I did some event management modules as part of my degree. I found that I loved the challenges of logistics, deadline pressures and dealing with a wide variety of individuals that events bring.
What previous jobs have you done?
I have worked within the music industry for over ten years since securing a placement position as part of my university degree.
I've been a production assistant, site assistant, safety coordinator, receptionist, furniture maker, chief cook and bottle washer. For my university placement, I joined a small company based in Birmingham. I was one of three people working on very big projects, so I ended up being thrown in at the deep end very early on.
Since starting in the industry I have gradually moved up through the ranks to my current role. I had about a year of being a freelance production assistant between leaving university and joining Live Nation Entertainment full time.
During that time I worked for a few other promoters, but I have always worked predominantly with the senior management at Live Nation Entertainment.
What do you do at work?
Add numbers! That's probably the most important bit. I make decisions, troubleshoot, manage a team on their events and assist the project managers where necessary.
I meet with local authorities and emergency planners, deal with sponsorship activities, and liaise with contractors. I look at creative and practical site designs and I scout potential venues for events. I have to look at things like the number of toilets we need and the mileage of fencing.
"I get goosebumps every time I see a crowd having the time of their lives."
It's a great job, but it isn't as glamorous as everyone perceives. There’s a big responsibility for the safety of the customers who attend our events. Yes, we talk a lot about toilets – and no, I don’t book the bands!

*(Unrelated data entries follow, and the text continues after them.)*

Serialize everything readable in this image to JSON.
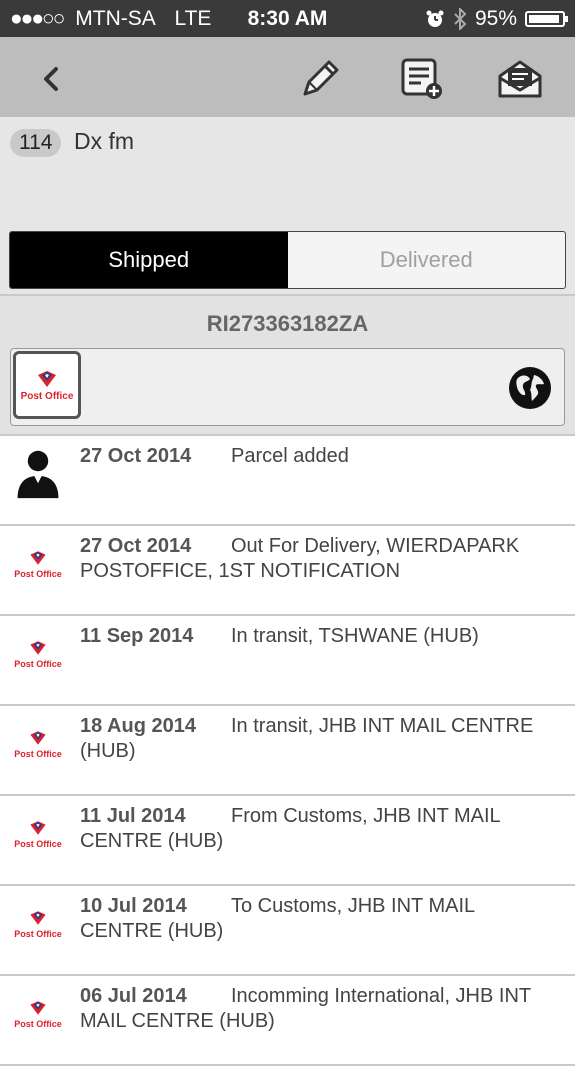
{
  "status_bar": {
    "carrier": "MTN-SA",
    "network": "LTE",
    "time": "8:30 AM",
    "battery": "95%",
    "battery_level": 0.95
  },
  "toolbar": {
    "icons": [
      "back-icon",
      "edit-icon",
      "add-note-icon",
      "mail-icon"
    ]
  },
  "parcel": {
    "count": "114",
    "title": "Dx fm"
  },
  "segment": {
    "shipped": "Shipped",
    "delivered": "Delivered"
  },
  "tracking": {
    "number": "RI273363182ZA",
    "carrier_logo_text": "Post Office"
  },
  "events": [
    {
      "date": "27 Oct 2014",
      "description": "Parcel added",
      "icon": "user-icon"
    },
    {
      "date": "27 Oct 2014",
      "description": "Out For Delivery, WIERDAPARK POSTOFFICE, 1ST NOTIFICATION",
      "icon": "post-office-icon"
    },
    {
      "date": "11 Sep 2014",
      "description": "In transit, TSHWANE (HUB)",
      "icon": "post-office-icon"
    },
    {
      "date": "18 Aug 2014",
      "description": "In transit, JHB INT MAIL CENTRE (HUB)",
      "icon": "post-office-icon"
    },
    {
      "date": "11 Jul 2014",
      "description": "From Customs, JHB INT MAIL CENTRE (HUB)",
      "icon": "post-office-icon"
    },
    {
      "date": "10 Jul 2014",
      "description": "To Customs, JHB INT MAIL CENTRE (HUB)",
      "icon": "post-office-icon"
    },
    {
      "date": "06 Jul 2014",
      "description": "Incomming International, JHB INT MAIL CENTRE (HUB)",
      "icon": "post-office-icon"
    }
  ],
  "colors": {
    "status_bar": "#3a3a3a",
    "toolbar": "#bdbdbd",
    "post_office_red": "#d9232d",
    "post_office_blue": "#2a3b8f"
  }
}
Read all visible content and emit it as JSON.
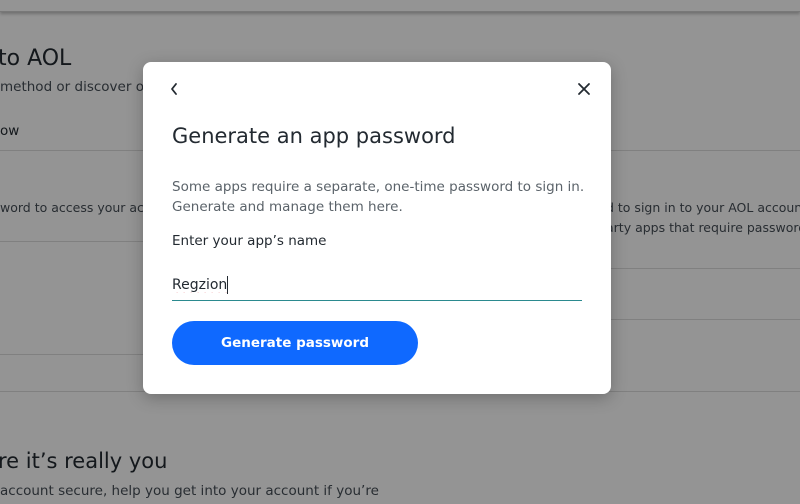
{
  "background": {
    "heading_1": "to AOL",
    "subtext_1": "method or discover ot",
    "link_1": "ow",
    "left_text": "word to access your accou",
    "right_text_1": "d to sign in to your AOL account,",
    "right_text_2": "arty apps that require passwords.",
    "heading_2": "re it’s really you",
    "subtext_2": "account secure, help you get into your account if you’re"
  },
  "modal": {
    "back_icon": "chevron-left-icon",
    "close_icon": "close-icon",
    "title": "Generate an app password",
    "description_line_1": "Some apps require a separate, one-time password to sign in.",
    "description_line_2": "Generate and manage them here.",
    "field_label": "Enter your app’s name",
    "field_value": "Regzion",
    "button_label": "Generate password"
  },
  "colors": {
    "primary_button": "#0f69ff",
    "field_underline": "#2b8a8f",
    "overlay": "rgba(0,0,0,0.42)",
    "text": "#232a31"
  }
}
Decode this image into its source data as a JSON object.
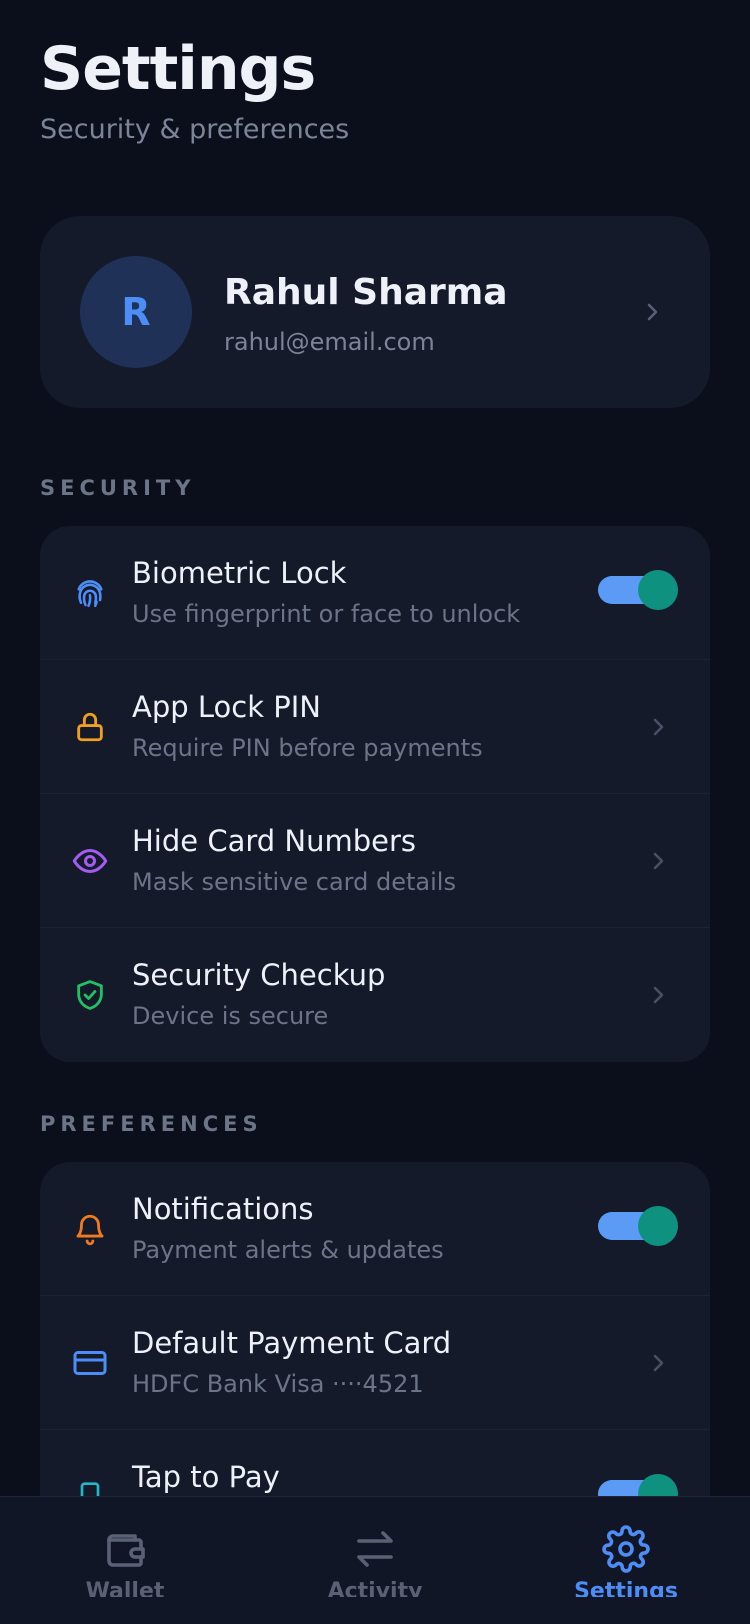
{
  "header": {
    "title": "Settings",
    "subtitle": "Security & preferences"
  },
  "profile": {
    "initial": "R",
    "name": "Rahul Sharma",
    "email": "rahul@email.com"
  },
  "security": {
    "section_label": "SECURITY",
    "items": [
      {
        "title": "Biometric Lock",
        "subtitle": "Use fingerprint or face to unlock",
        "icon": "fingerprint-icon",
        "control": "toggle",
        "on": true,
        "icon_color": "#4c8ef5"
      },
      {
        "title": "App Lock PIN",
        "subtitle": "Require PIN before payments",
        "icon": "lock-icon",
        "control": "chevron",
        "icon_color": "#f0a020"
      },
      {
        "title": "Hide Card Numbers",
        "subtitle": "Mask sensitive card details",
        "icon": "eye-icon",
        "control": "chevron",
        "icon_color": "#a25cf0"
      },
      {
        "title": "Security Checkup",
        "subtitle": "Device is secure",
        "icon": "shield-check-icon",
        "control": "chevron",
        "icon_color": "#22c064"
      }
    ]
  },
  "preferences": {
    "section_label": "PREFERENCES",
    "items": [
      {
        "title": "Notifications",
        "subtitle": "Payment alerts & updates",
        "icon": "bell-icon",
        "control": "toggle",
        "on": true,
        "icon_color": "#f07a20"
      },
      {
        "title": "Default Payment Card",
        "subtitle": "HDFC Bank Visa ····4521",
        "icon": "credit-card-icon",
        "control": "chevron",
        "icon_color": "#4c8ef5"
      },
      {
        "title": "Tap to Pay",
        "subtitle": "",
        "icon": "phone-icon",
        "control": "toggle",
        "on": true,
        "icon_color": "#20b8c8"
      }
    ]
  },
  "nav": {
    "items": [
      {
        "label": "Wallet",
        "icon": "wallet-icon",
        "active": false
      },
      {
        "label": "Activity",
        "icon": "arrows-exchange-icon",
        "active": false
      },
      {
        "label": "Settings",
        "icon": "gear-icon",
        "active": true
      }
    ]
  },
  "colors": {
    "background": "#0b0f1c",
    "card": "#151a2b",
    "accent": "#4c8ef5",
    "toggle_knob": "#0f9180",
    "toggle_track": "#5b9bf5"
  }
}
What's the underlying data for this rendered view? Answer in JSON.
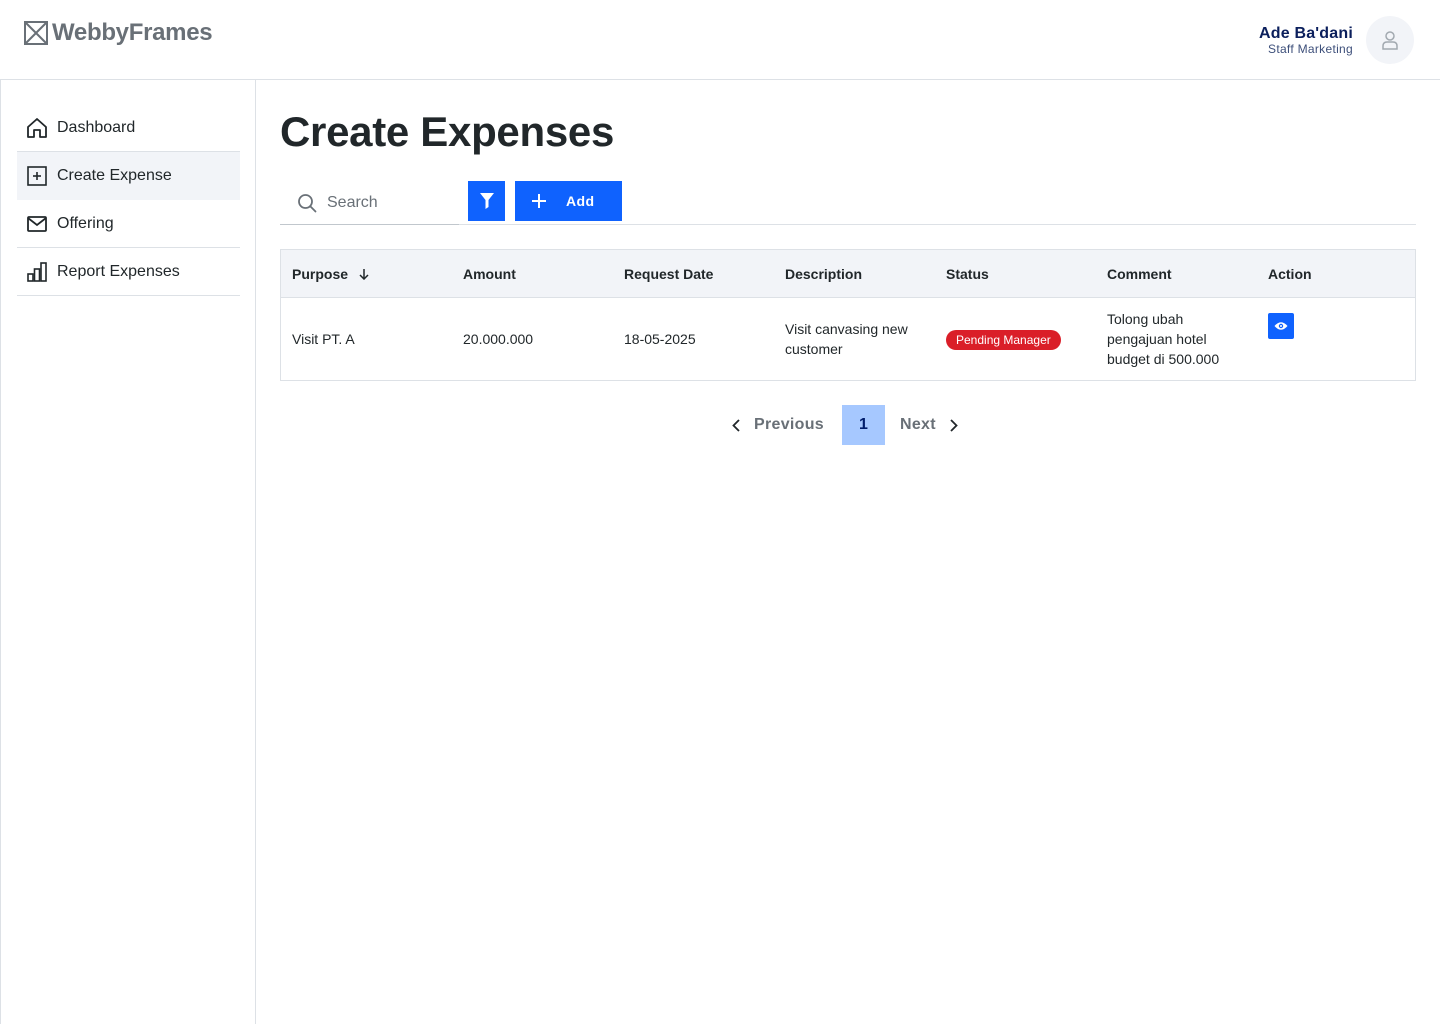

As part of my job, I've worked on a huge variety of events at many different venues throughout the UK. I've worked on events such as Live 8, Nelson Mandela’s 46664 90th birthday celebration, and the World Music Awards.
I've also helped organise world tours for artists including the Red Hot Chili Peppers, Madonna, U2, and The Police.
I've worked on festivals too, including Capital Radio's Party in the Park, Radio One Big Weekends, T in the Park, Creamfields, Download Festival, the Wireless Festival, and Hard Rock Calling.
I've seen a lot of acts come up through our festivals and events. I'm proud of every event we successfully hold.
What's the best thing about your job?
Watching the enjoyment of the crowd at events. I get goosebumps every time I see a reaction from a crowd having the time of their lives, completely lost in the entertainment they're witnessing.
The key to our job is not letting the 90,000 people in front of the stage realise the nightmare we might be having behind it!
How do I get into music?
Music is a constantly changing environment, and a very demanding one. When something has to be done, it has to be done – it isn't about waiting until the time suits you! People who don’t understand this tend to slip away very quickly.
Knowledge is key, and I don’t mean the things you learn from books.
Get on the ground and be nosy. Want to know how something works, or who someone is? It's amazing what you learn from being nosy!
Work hard – this isn't a 9 to 5 industry. You have to be prepared to put the graft in and be flexible with your time.